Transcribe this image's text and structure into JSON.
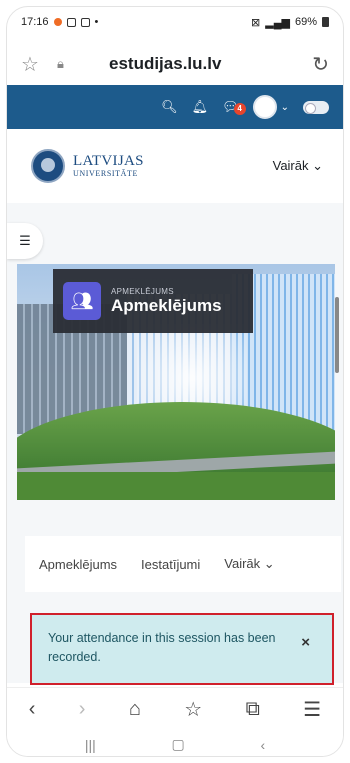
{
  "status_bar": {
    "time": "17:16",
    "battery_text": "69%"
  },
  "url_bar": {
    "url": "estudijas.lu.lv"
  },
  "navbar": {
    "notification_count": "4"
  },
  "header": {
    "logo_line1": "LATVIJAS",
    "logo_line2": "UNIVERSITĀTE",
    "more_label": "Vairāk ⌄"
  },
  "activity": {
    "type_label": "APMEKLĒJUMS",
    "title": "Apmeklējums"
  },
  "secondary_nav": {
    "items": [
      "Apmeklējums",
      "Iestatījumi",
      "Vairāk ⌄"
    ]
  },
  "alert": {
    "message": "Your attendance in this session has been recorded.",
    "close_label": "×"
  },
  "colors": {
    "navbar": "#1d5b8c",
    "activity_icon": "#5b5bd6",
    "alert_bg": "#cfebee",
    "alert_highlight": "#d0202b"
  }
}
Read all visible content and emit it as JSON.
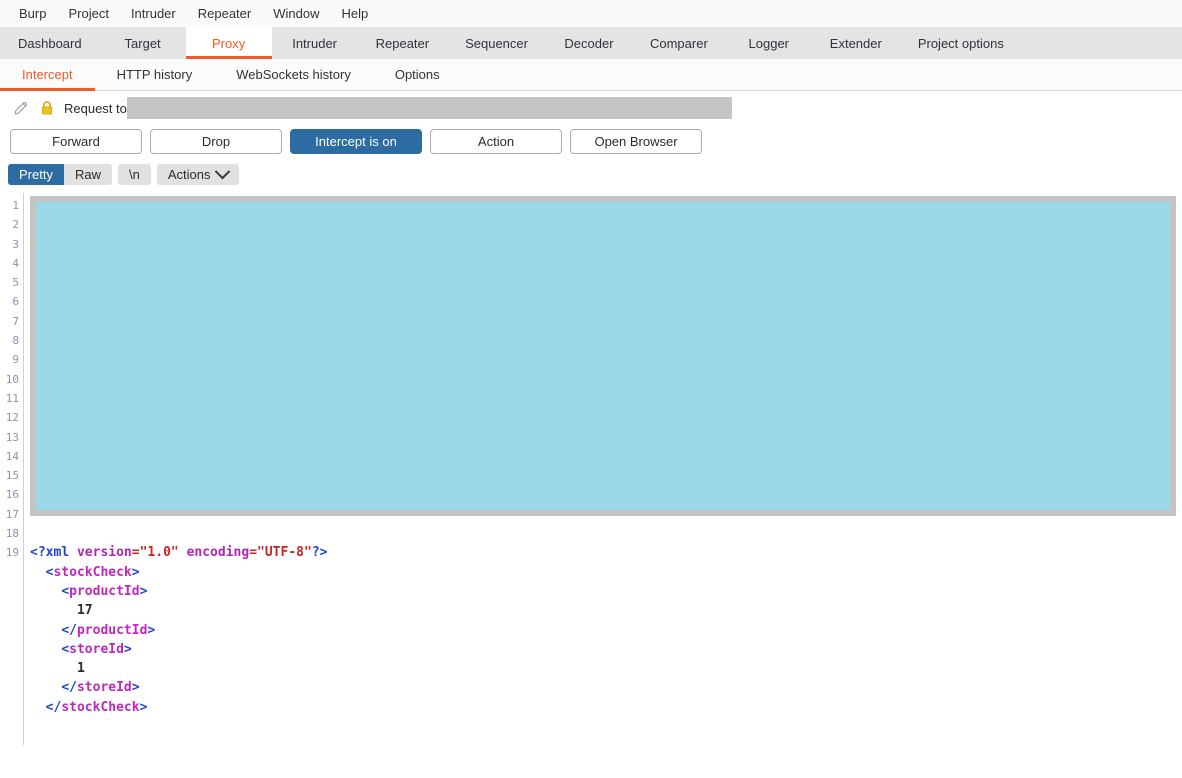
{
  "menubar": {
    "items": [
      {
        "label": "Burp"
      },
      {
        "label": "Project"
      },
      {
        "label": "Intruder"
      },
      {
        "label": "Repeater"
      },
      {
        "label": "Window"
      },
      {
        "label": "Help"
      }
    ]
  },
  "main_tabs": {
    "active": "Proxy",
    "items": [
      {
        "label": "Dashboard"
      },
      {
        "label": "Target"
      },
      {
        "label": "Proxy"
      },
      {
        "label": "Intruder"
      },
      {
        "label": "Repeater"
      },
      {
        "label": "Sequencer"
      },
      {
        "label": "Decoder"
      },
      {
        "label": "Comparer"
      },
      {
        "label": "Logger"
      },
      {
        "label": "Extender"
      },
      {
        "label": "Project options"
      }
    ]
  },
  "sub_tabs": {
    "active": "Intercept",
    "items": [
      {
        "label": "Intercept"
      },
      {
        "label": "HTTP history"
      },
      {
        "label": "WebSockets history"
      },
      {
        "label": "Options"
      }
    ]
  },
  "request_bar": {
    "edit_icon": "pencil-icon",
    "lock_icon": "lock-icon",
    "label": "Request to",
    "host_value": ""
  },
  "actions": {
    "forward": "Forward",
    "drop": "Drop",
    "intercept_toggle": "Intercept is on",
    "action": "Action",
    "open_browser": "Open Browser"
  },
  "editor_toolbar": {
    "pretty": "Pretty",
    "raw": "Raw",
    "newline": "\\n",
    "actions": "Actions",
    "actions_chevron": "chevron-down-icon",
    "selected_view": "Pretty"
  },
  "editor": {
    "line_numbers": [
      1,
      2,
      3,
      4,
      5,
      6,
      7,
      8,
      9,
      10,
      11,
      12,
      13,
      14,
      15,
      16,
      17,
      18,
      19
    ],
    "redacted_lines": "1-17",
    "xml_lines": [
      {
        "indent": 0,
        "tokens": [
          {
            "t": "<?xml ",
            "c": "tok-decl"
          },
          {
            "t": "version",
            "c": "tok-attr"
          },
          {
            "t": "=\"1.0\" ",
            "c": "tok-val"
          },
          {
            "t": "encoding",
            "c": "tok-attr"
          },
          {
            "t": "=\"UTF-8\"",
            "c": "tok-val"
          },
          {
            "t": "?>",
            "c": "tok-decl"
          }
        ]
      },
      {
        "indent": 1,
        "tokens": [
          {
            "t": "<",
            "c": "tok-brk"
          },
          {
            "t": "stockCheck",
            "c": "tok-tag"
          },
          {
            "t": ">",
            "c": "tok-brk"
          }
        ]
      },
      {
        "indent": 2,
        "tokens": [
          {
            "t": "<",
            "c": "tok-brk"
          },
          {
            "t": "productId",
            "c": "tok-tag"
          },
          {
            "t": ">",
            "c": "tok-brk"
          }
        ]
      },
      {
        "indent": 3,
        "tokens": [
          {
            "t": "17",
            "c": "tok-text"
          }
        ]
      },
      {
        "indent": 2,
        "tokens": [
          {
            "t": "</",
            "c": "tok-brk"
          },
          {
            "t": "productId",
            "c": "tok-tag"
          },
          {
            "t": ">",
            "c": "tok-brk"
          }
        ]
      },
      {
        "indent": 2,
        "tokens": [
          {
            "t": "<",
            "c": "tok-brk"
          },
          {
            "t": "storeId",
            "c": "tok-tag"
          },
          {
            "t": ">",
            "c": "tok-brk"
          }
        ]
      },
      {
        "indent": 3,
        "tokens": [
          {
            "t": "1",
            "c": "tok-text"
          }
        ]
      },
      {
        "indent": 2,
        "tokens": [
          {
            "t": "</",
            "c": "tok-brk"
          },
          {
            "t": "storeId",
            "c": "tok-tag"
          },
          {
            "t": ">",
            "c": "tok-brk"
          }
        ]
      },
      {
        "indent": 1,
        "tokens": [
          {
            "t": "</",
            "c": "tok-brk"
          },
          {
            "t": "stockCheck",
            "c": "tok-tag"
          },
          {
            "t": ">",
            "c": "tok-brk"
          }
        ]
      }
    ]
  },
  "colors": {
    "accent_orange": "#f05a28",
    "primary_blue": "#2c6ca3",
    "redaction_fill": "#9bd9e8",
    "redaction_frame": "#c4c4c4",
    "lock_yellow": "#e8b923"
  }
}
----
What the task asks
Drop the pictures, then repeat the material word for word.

Your solution
Transcribe this image's text and structure into JSON.
{
  "status_bar": {
    "time": "17:16",
    "battery_text": "69%"
  },
  "url_bar": {
    "url": "estudijas.lu.lv"
  },
  "navbar": {
    "notification_count": "4"
  },
  "header": {
    "logo_line1": "LATVIJAS",
    "logo_line2": "UNIVERSITĀTE",
    "more_label": "Vairāk ⌄"
  },
  "activity": {
    "type_label": "APMEKLĒJUMS",
    "title": "Apmeklējums"
  },
  "secondary_nav": {
    "items": [
      "Apmeklējums",
      "Iestatījumi",
      "Vairāk ⌄"
    ]
  },
  "alert": {
    "message": "Your attendance in this session has been recorded.",
    "close_label": "×"
  },
  "colors": {
    "navbar": "#1d5b8c",
    "activity_icon": "#5b5bd6",
    "alert_bg": "#cfebee",
    "alert_highlight": "#d0202b"
  }
}
Read all visible content and emit it as JSON.
{
  "menubar": {
    "items": [
      {
        "label": "Burp"
      },
      {
        "label": "Project"
      },
      {
        "label": "Intruder"
      },
      {
        "label": "Repeater"
      },
      {
        "label": "Window"
      },
      {
        "label": "Help"
      }
    ]
  },
  "main_tabs": {
    "active": "Proxy",
    "items": [
      {
        "label": "Dashboard"
      },
      {
        "label": "Target"
      },
      {
        "label": "Proxy"
      },
      {
        "label": "Intruder"
      },
      {
        "label": "Repeater"
      },
      {
        "label": "Sequencer"
      },
      {
        "label": "Decoder"
      },
      {
        "label": "Comparer"
      },
      {
        "label": "Logger"
      },
      {
        "label": "Extender"
      },
      {
        "label": "Project options"
      }
    ]
  },
  "sub_tabs": {
    "active": "Intercept",
    "items": [
      {
        "label": "Intercept"
      },
      {
        "label": "HTTP history"
      },
      {
        "label": "WebSockets history"
      },
      {
        "label": "Options"
      }
    ]
  },
  "request_bar": {
    "edit_icon": "pencil-icon",
    "lock_icon": "lock-icon",
    "label": "Request to",
    "host_value": ""
  },
  "actions": {
    "forward": "Forward",
    "drop": "Drop",
    "intercept_toggle": "Intercept is on",
    "action": "Action",
    "open_browser": "Open Browser"
  },
  "editor_toolbar": {
    "pretty": "Pretty",
    "raw": "Raw",
    "newline": "\\n",
    "actions": "Actions",
    "actions_chevron": "chevron-down-icon",
    "selected_view": "Pretty"
  },
  "editor": {
    "line_numbers": [
      1,
      2,
      3,
      4,
      5,
      6,
      7,
      8,
      9,
      10,
      11,
      12,
      13,
      14,
      15,
      16,
      17,
      18,
      19
    ],
    "redacted_lines": "1-17",
    "xml_lines": [
      {
        "indent": 0,
        "tokens": [
          {
            "t": "<?xml ",
            "c": "tok-decl"
          },
          {
            "t": "version",
            "c": "tok-attr"
          },
          {
            "t": "=\"1.0\" ",
            "c": "tok-val"
          },
          {
            "t": "encoding",
            "c": "tok-attr"
          },
          {
            "t": "=\"UTF-8\"",
            "c": "tok-val"
          },
          {
            "t": "?>",
            "c": "tok-decl"
          }
        ]
      },
      {
        "indent": 1,
        "tokens": [
          {
            "t": "<",
            "c": "tok-brk"
          },
          {
            "t": "stockCheck",
            "c": "tok-tag"
          },
          {
            "t": ">",
            "c": "tok-brk"
          }
        ]
      },
      {
        "indent": 2,
        "tokens": [
          {
            "t": "<",
            "c": "tok-brk"
          },
          {
            "t": "productId",
            "c": "tok-tag"
          },
          {
            "t": ">",
            "c": "tok-brk"
          }
        ]
      },
      {
        "indent": 3,
        "tokens": [
          {
            "t": "17",
            "c": "tok-text"
          }
        ]
      },
      {
        "indent": 2,
        "tokens": [
          {
            "t": "</",
            "c": "tok-brk"
          },
          {
            "t": "productId",
            "c": "tok-tag"
          },
          {
            "t": ">",
            "c": "tok-brk"
          }
        ]
      },
      {
        "indent": 2,
        "tokens": [
          {
            "t": "<",
            "c": "tok-brk"
          },
          {
            "t": "storeId",
            "c": "tok-tag"
          },
          {
            "t": ">",
            "c": "tok-brk"
          }
        ]
      },
      {
        "indent": 3,
        "tokens": [
          {
            "t": "1",
            "c": "tok-text"
          }
        ]
      },
      {
        "indent": 2,
        "tokens": [
          {
            "t": "</",
            "c": "tok-brk"
          },
          {
            "t": "storeId",
            "c": "tok-tag"
          },
          {
            "t": ">",
            "c": "tok-brk"
          }
        ]
      },
      {
        "indent": 1,
        "tokens": [
          {
            "t": "</",
            "c": "tok-brk"
          },
          {
            "t": "stockCheck",
            "c": "tok-tag"
          },
          {
            "t": ">",
            "c": "tok-brk"
          }
        ]
      }
    ]
  },
  "colors": {
    "accent_orange": "#f05a28",
    "primary_blue": "#2c6ca3",
    "redaction_fill": "#9bd9e8",
    "redaction_frame": "#c4c4c4",
    "lock_yellow": "#e8b923"
  }
}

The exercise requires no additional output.